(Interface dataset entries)
= Beginning of Section =

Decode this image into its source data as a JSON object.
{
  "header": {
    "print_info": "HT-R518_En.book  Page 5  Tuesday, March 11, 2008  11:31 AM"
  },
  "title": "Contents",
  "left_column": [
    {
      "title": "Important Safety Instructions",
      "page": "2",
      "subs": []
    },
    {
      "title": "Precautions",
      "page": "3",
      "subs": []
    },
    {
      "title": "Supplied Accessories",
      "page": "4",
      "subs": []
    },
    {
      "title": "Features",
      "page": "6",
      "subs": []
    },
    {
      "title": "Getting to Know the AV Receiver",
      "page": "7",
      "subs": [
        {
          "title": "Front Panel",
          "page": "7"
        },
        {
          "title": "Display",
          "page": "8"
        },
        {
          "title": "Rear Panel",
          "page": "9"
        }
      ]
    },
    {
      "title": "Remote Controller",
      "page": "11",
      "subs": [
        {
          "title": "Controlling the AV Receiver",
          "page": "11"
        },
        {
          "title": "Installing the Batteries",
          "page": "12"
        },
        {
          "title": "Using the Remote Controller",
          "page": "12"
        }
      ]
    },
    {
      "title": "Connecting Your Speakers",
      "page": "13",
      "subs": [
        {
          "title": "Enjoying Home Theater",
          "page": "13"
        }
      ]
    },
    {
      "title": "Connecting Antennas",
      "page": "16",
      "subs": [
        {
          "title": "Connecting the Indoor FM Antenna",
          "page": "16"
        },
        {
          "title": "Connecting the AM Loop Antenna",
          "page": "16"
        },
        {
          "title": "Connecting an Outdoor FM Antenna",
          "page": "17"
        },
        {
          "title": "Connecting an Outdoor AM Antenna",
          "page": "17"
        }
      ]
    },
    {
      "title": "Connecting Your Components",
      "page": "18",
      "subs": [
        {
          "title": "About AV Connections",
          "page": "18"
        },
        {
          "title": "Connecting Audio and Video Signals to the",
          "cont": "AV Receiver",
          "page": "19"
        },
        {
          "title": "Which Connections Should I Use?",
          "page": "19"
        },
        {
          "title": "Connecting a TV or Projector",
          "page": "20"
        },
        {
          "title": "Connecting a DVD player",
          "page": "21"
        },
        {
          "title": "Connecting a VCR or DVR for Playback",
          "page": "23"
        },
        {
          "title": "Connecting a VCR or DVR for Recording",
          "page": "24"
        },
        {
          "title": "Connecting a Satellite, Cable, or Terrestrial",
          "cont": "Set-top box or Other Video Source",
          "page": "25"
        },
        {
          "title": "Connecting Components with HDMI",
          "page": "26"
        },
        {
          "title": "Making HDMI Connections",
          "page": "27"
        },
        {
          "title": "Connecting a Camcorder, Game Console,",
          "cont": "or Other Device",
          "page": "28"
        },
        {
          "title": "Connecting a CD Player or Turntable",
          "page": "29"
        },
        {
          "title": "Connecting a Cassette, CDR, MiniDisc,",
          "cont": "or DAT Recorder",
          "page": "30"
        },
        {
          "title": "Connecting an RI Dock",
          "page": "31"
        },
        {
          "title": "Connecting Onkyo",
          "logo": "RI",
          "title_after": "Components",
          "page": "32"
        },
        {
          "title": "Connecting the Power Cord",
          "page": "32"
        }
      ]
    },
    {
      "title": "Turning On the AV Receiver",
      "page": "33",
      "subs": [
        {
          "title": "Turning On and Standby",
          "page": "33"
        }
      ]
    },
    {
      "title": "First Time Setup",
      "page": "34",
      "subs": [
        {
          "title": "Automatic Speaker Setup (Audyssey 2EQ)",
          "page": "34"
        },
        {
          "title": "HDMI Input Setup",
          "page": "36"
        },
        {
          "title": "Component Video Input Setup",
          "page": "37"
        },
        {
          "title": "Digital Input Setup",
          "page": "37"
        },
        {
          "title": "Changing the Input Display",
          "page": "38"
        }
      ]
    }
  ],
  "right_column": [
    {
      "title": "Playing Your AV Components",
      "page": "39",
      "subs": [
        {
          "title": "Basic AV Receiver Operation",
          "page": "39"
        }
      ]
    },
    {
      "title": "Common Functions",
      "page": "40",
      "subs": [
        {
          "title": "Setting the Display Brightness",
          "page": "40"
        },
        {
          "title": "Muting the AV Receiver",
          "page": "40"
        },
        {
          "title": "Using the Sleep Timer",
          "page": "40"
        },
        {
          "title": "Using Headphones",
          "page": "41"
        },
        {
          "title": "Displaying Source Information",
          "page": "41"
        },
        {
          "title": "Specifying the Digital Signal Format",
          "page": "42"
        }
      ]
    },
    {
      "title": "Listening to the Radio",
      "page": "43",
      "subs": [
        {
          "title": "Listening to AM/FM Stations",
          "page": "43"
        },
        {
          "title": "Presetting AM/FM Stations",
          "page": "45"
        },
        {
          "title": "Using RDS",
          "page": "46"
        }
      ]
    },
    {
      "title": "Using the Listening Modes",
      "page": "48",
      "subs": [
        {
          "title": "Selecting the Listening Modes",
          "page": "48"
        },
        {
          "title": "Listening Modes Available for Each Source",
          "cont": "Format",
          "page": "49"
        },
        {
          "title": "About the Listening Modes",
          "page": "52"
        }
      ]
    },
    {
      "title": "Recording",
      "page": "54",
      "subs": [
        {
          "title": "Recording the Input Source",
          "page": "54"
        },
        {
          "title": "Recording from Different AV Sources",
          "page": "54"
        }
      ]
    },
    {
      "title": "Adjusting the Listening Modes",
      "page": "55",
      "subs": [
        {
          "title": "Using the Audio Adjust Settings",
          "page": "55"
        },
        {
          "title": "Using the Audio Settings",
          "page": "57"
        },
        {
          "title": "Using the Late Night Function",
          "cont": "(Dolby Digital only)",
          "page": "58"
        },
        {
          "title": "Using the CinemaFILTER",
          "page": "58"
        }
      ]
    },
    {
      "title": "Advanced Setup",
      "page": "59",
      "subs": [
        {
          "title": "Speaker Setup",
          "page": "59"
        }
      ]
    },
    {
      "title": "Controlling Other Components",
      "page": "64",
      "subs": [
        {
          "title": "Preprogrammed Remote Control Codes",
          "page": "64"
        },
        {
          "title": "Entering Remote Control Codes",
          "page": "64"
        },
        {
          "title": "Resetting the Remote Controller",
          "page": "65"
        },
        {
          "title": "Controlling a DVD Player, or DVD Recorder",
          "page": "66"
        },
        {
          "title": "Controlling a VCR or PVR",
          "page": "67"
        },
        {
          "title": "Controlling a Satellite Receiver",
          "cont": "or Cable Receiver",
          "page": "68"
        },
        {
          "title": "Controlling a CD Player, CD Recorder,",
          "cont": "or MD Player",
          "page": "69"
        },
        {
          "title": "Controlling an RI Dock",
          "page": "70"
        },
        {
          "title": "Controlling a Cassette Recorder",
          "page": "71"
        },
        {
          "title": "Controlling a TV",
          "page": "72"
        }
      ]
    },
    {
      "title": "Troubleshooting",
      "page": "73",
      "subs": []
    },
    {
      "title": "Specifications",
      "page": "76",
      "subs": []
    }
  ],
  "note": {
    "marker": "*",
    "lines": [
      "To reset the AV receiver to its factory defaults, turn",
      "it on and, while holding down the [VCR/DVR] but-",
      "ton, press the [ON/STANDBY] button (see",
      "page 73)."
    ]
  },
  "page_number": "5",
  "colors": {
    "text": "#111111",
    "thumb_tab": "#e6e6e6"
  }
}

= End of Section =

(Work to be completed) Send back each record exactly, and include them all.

(Response to the task)
Decode this image into its source data as a JSON object.
{
  "header": {
    "print_info": "HT-R518_En.book  Page 5  Tuesday, March 11, 2008  11:31 AM"
  },
  "title": "Contents",
  "left_column": [
    {
      "title": "Important Safety Instructions",
      "page": "2",
      "subs": []
    },
    {
      "title": "Precautions",
      "page": "3",
      "subs": []
    },
    {
      "title": "Supplied Accessories",
      "page": "4",
      "subs": []
    },
    {
      "title": "Features",
      "page": "6",
      "subs": []
    },
    {
      "title": "Getting to Know the AV Receiver",
      "page": "7",
      "subs": [
        {
          "title": "Front Panel",
          "page": "7"
        },
        {
          "title": "Display",
          "page": "8"
        },
        {
          "title": "Rear Panel",
          "page": "9"
        }
      ]
    },
    {
      "title": "Remote Controller",
      "page": "11",
      "subs": [
        {
          "title": "Controlling the AV Receiver",
          "page": "11"
        },
        {
          "title": "Installing the Batteries",
          "page": "12"
        },
        {
          "title": "Using the Remote Controller",
          "page": "12"
        }
      ]
    },
    {
      "title": "Connecting Your Speakers",
      "page": "13",
      "subs": [
        {
          "title": "Enjoying Home Theater",
          "page": "13"
        }
      ]
    },
    {
      "title": "Connecting Antennas",
      "page": "16",
      "subs": [
        {
          "title": "Connecting the Indoor FM Antenna",
          "page": "16"
        },
        {
          "title": "Connecting the AM Loop Antenna",
          "page": "16"
        },
        {
          "title": "Connecting an Outdoor FM Antenna",
          "page": "17"
        },
        {
          "title": "Connecting an Outdoor AM Antenna",
          "page": "17"
        }
      ]
    },
    {
      "title": "Connecting Your Components",
      "page": "18",
      "subs": [
        {
          "title": "About AV Connections",
          "page": "18"
        },
        {
          "title": "Connecting Audio and Video Signals to the",
          "cont": "AV Receiver",
          "page": "19"
        },
        {
          "title": "Which Connections Should I Use?",
          "page": "19"
        },
        {
          "title": "Connecting a TV or Projector",
          "page": "20"
        },
        {
          "title": "Connecting a DVD player",
          "page": "21"
        },
        {
          "title": "Connecting a VCR or DVR for Playback",
          "page": "23"
        },
        {
          "title": "Connecting a VCR or DVR for Recording",
          "page": "24"
        },
        {
          "title": "Connecting a Satellite, Cable, or Terrestrial",
          "cont": "Set-top box or Other Video Source",
          "page": "25"
        },
        {
          "title": "Connecting Components with HDMI",
          "page": "26"
        },
        {
          "title": "Making HDMI Connections",
          "page": "27"
        },
        {
          "title": "Connecting a Camcorder, Game Console,",
          "cont": "or Other Device",
          "page": "28"
        },
        {
          "title": "Connecting a CD Player or Turntable",
          "page": "29"
        },
        {
          "title": "Connecting a Cassette, CDR, MiniDisc,",
          "cont": "or DAT Recorder",
          "page": "30"
        },
        {
          "title": "Connecting an RI Dock",
          "page": "31"
        },
        {
          "title": "Connecting Onkyo",
          "logo": "RI",
          "title_after": "Components",
          "page": "32"
        },
        {
          "title": "Connecting the Power Cord",
          "page": "32"
        }
      ]
    },
    {
      "title": "Turning On the AV Receiver",
      "page": "33",
      "subs": [
        {
          "title": "Turning On and Standby",
          "page": "33"
        }
      ]
    },
    {
      "title": "First Time Setup",
      "page": "34",
      "subs": [
        {
          "title": "Automatic Speaker Setup (Audyssey 2EQ)",
          "page": "34"
        },
        {
          "title": "HDMI Input Setup",
          "page": "36"
        },
        {
          "title": "Component Video Input Setup",
          "page": "37"
        },
        {
          "title": "Digital Input Setup",
          "page": "37"
        },
        {
          "title": "Changing the Input Display",
          "page": "38"
        }
      ]
    }
  ],
  "right_column": [
    {
      "title": "Playing Your AV Components",
      "page": "39",
      "subs": [
        {
          "title": "Basic AV Receiver Operation",
          "page": "39"
        }
      ]
    },
    {
      "title": "Common Functions",
      "page": "40",
      "subs": [
        {
          "title": "Setting the Display Brightness",
          "page": "40"
        },
        {
          "title": "Muting the AV Receiver",
          "page": "40"
        },
        {
          "title": "Using the Sleep Timer",
          "page": "40"
        },
        {
          "title": "Using Headphones",
          "page": "41"
        },
        {
          "title": "Displaying Source Information",
          "page": "41"
        },
        {
          "title": "Specifying the Digital Signal Format",
          "page": "42"
        }
      ]
    },
    {
      "title": "Listening to the Radio",
      "page": "43",
      "subs": [
        {
          "title": "Listening to AM/FM Stations",
          "page": "43"
        },
        {
          "title": "Presetting AM/FM Stations",
          "page": "45"
        },
        {
          "title": "Using RDS",
          "page": "46"
        }
      ]
    },
    {
      "title": "Using the Listening Modes",
      "page": "48",
      "subs": [
        {
          "title": "Selecting the Listening Modes",
          "page": "48"
        },
        {
          "title": "Listening Modes Available for Each Source",
          "cont": "Format",
          "page": "49"
        },
        {
          "title": "About the Listening Modes",
          "page": "52"
        }
      ]
    },
    {
      "title": "Recording",
      "page": "54",
      "subs": [
        {
          "title": "Recording the Input Source",
          "page": "54"
        },
        {
          "title": "Recording from Different AV Sources",
          "page": "54"
        }
      ]
    },
    {
      "title": "Adjusting the Listening Modes",
      "page": "55",
      "subs": [
        {
          "title": "Using the Audio Adjust Settings",
          "page": "55"
        },
        {
          "title": "Using the Audio Settings",
          "page": "57"
        },
        {
          "title": "Using the Late Night Function",
          "cont": "(Dolby Digital only)",
          "page": "58"
        },
        {
          "title": "Using the CinemaFILTER",
          "page": "58"
        }
      ]
    },
    {
      "title": "Advanced Setup",
      "page": "59",
      "subs": [
        {
          "title": "Speaker Setup",
          "page": "59"
        }
      ]
    },
    {
      "title": "Controlling Other Components",
      "page": "64",
      "subs": [
        {
          "title": "Preprogrammed Remote Control Codes",
          "page": "64"
        },
        {
          "title": "Entering Remote Control Codes",
          "page": "64"
        },
        {
          "title": "Resetting the Remote Controller",
          "page": "65"
        },
        {
          "title": "Controlling a DVD Player, or DVD Recorder",
          "page": "66"
        },
        {
          "title": "Controlling a VCR or PVR",
          "page": "67"
        },
        {
          "title": "Controlling a Satellite Receiver",
          "cont": "or Cable Receiver",
          "page": "68"
        },
        {
          "title": "Controlling a CD Player, CD Recorder,",
          "cont": "or MD Player",
          "page": "69"
        },
        {
          "title": "Controlling an RI Dock",
          "page": "70"
        },
        {
          "title": "Controlling a Cassette Recorder",
          "page": "71"
        },
        {
          "title": "Controlling a TV",
          "page": "72"
        }
      ]
    },
    {
      "title": "Troubleshooting",
      "page": "73",
      "subs": []
    },
    {
      "title": "Specifications",
      "page": "76",
      "subs": []
    }
  ],
  "note": {
    "marker": "*",
    "lines": [
      "To reset the AV receiver to its factory defaults, turn",
      "it on and, while holding down the [VCR/DVR] but-",
      "ton, press the [ON/STANDBY] button (see",
      "page 73)."
    ]
  },
  "page_number": "5",
  "colors": {
    "text": "#111111",
    "thumb_tab": "#e6e6e6"
  }
}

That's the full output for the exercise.